**Work item**
From the entries that follow, extract each line holding the string "down".
---------- Available data
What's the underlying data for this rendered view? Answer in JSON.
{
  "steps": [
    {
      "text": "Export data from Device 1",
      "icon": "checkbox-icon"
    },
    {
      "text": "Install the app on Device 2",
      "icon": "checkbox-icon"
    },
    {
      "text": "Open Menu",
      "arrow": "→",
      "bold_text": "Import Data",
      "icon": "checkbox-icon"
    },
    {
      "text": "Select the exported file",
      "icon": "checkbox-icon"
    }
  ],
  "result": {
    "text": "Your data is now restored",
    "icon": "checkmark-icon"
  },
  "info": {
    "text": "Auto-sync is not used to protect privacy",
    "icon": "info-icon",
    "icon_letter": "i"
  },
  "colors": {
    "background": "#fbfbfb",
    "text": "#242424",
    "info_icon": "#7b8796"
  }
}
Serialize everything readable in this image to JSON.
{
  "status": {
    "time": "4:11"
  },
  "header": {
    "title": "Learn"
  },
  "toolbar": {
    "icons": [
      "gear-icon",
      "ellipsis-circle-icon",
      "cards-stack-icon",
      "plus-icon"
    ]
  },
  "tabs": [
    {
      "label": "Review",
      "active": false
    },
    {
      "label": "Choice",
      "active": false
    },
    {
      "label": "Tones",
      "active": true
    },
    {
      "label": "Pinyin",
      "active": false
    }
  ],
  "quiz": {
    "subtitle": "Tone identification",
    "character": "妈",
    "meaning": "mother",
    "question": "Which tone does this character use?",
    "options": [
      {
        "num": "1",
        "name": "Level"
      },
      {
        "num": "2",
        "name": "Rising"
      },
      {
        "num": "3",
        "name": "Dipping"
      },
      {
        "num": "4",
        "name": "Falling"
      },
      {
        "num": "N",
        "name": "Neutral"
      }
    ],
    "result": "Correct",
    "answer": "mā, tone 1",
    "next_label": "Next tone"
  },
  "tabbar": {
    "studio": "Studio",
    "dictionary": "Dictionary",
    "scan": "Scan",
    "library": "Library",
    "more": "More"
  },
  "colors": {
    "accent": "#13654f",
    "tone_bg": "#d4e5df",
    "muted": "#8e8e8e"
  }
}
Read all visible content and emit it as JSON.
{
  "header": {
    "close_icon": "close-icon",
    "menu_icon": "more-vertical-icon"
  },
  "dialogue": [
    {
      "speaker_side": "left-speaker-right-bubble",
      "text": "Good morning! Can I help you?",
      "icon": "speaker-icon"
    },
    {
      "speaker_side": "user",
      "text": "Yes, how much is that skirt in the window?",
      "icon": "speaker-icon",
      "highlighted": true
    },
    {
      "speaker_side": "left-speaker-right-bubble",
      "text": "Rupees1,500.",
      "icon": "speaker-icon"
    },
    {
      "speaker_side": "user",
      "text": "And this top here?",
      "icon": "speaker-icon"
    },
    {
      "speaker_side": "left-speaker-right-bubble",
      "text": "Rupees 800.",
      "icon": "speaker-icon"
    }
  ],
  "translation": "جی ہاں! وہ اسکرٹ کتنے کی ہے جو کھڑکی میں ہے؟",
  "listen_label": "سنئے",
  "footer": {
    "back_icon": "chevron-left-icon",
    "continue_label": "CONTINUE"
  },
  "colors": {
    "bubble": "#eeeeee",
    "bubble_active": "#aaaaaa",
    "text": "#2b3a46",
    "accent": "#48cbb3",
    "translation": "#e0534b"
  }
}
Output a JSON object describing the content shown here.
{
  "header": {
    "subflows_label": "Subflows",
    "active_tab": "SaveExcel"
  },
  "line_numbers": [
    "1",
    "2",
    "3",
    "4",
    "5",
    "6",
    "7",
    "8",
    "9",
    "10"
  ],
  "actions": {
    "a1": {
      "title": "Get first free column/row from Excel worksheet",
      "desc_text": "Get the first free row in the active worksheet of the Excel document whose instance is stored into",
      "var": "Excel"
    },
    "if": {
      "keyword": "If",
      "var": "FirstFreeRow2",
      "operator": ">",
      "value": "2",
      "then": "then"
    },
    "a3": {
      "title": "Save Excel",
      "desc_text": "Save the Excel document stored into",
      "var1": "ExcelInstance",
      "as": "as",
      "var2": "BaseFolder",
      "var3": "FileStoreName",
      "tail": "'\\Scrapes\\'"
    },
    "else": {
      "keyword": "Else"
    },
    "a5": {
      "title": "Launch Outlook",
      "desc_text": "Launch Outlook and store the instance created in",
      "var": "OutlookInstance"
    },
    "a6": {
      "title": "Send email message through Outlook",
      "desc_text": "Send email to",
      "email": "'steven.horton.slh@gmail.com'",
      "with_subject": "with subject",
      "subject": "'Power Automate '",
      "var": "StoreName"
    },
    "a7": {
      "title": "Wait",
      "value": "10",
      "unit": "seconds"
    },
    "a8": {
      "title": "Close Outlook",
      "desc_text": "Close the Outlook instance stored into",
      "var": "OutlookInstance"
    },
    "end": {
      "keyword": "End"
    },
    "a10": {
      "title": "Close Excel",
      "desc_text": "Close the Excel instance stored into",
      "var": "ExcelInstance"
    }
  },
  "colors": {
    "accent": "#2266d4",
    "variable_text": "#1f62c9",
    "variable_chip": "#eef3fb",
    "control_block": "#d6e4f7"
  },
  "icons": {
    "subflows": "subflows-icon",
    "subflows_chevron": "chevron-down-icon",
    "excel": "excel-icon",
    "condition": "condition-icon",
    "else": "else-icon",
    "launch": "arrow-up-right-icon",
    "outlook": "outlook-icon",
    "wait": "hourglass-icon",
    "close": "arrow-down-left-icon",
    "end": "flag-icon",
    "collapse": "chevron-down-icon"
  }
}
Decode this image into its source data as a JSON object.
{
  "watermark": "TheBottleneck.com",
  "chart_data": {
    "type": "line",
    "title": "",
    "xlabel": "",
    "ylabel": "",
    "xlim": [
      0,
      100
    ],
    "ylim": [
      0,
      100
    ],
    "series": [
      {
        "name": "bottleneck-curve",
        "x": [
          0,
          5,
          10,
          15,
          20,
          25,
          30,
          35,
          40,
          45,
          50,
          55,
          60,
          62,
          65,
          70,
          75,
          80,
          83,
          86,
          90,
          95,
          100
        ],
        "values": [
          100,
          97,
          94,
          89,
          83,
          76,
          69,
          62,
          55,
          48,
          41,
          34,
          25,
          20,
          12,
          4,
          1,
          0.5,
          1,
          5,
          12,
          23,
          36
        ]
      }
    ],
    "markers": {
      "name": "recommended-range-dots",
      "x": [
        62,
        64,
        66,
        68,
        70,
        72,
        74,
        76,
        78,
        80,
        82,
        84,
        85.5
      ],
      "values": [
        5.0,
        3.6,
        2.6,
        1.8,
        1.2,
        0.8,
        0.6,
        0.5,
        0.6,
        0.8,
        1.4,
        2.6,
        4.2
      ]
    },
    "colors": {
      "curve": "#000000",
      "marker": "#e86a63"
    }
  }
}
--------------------
**Exercise response**
    "subflows_chevron": "chevron-down-icon",
    "close": "arrow-down-left-icon",
    "collapse": "chevron-down-icon"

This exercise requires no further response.